The hack was perpetrated by a joint unit consisting of operatives from the NSA and its British counterpart Government Communications Headquarters, or GCHQ. The breach, detailed in a secret 2010 GCHQ document, gave the surveillance agencies the potential to secretly monitor a large portion of the world’s cellular communications, including both voice and data.
The company targeted by the intelligence agencies, Gemalto, is a multinational firm incorporated in the Netherlands that makes the chips used in mobile phones and next-generation credit cards. Among its clients are AT&T, T-Mobile, Verizon, Sprint and some 450 wireless network providers around the world.

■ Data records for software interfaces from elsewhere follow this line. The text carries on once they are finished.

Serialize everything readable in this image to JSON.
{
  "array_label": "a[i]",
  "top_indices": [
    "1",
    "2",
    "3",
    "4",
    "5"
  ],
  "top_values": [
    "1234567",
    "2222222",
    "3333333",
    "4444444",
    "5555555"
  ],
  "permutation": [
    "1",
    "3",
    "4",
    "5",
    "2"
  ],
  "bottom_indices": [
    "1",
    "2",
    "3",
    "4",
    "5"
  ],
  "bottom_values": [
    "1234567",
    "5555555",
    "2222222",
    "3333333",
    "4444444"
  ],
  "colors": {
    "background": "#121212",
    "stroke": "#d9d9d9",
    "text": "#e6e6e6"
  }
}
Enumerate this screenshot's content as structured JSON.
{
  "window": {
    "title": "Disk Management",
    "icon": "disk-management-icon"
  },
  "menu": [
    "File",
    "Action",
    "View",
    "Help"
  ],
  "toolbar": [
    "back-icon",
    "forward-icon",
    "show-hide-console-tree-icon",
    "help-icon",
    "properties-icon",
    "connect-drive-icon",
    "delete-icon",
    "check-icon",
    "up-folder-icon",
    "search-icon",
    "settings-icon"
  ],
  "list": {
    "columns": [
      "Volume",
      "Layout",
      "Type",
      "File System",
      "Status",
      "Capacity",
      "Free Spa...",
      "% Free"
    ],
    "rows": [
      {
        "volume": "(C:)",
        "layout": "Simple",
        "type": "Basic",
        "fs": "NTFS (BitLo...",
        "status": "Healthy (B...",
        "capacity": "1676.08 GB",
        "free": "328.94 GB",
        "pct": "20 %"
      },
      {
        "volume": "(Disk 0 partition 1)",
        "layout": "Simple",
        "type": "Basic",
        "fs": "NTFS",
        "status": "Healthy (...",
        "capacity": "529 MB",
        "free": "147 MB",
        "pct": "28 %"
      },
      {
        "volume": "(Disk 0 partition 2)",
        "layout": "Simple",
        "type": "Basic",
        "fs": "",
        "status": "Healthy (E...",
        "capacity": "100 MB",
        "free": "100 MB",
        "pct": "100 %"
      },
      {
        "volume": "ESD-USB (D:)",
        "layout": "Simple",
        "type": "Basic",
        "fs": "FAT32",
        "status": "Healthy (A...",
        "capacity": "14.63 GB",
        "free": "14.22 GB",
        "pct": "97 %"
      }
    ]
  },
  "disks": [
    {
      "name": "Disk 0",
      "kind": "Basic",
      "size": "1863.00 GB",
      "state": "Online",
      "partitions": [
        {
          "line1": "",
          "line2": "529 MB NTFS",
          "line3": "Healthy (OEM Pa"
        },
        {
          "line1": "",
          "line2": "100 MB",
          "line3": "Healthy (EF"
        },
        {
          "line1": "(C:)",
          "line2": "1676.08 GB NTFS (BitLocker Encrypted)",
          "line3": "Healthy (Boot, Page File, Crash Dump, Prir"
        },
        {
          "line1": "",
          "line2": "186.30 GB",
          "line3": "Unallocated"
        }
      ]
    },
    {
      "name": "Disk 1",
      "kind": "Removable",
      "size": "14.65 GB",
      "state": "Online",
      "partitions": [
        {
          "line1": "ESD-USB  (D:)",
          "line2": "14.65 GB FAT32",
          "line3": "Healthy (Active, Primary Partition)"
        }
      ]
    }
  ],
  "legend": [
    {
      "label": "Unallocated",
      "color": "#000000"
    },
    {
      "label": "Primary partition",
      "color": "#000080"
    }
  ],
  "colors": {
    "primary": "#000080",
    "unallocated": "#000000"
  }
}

The company operates in 85 countries and has more than 40 manufacturing facilities. One of its three global headquarters is in Austin, Texas and it has a large factory in Pennsylvania.
“Well that’s the government,” you begin, “can’t trust ’em.” Surely, then, a private corporation will fare better?
Lenovo is selling computers that come preinstalled with adware that hijacks encrypted Web sessions and may make users vulnerable to HTTPS man-in-the-middle attacks that are trivial for attackers to carry out, security researchers said.
The critical threat is present on Lenovo PCs that have adware from a company called Superfish installed. As unsavory as many people find software that injects ads into Web pages, there’s something much more nefarious about the Superfish package. It installs a self-signed root HTTPS certificate that can intercept encrypted traffic for every website a user visits. When a user visits an HTTPS site, the site certificate is signed and controlled by Superfish and falsely represents itself as the official website certificate.
Even worse, the private encryption key accompanying the Superfish-signed Transport Layer Security certificate appears to be the same for every Lenovo machine.
“Phew, at least I don’t have a Lenovo PC,” you sigh.
But Samsung’s televisions are far from the only seeing-and-listening devices coming into our lives. If we’re going to freak out about a Samsung TV that listens in on our living rooms, we should also be panicking about a number of other emergent gadgets that capture voice and visual data in many of the same ways.
At this point, you’re forgiven if you’re preparing to crawl into the fetal position under your desk. Happy Thursday, everyone.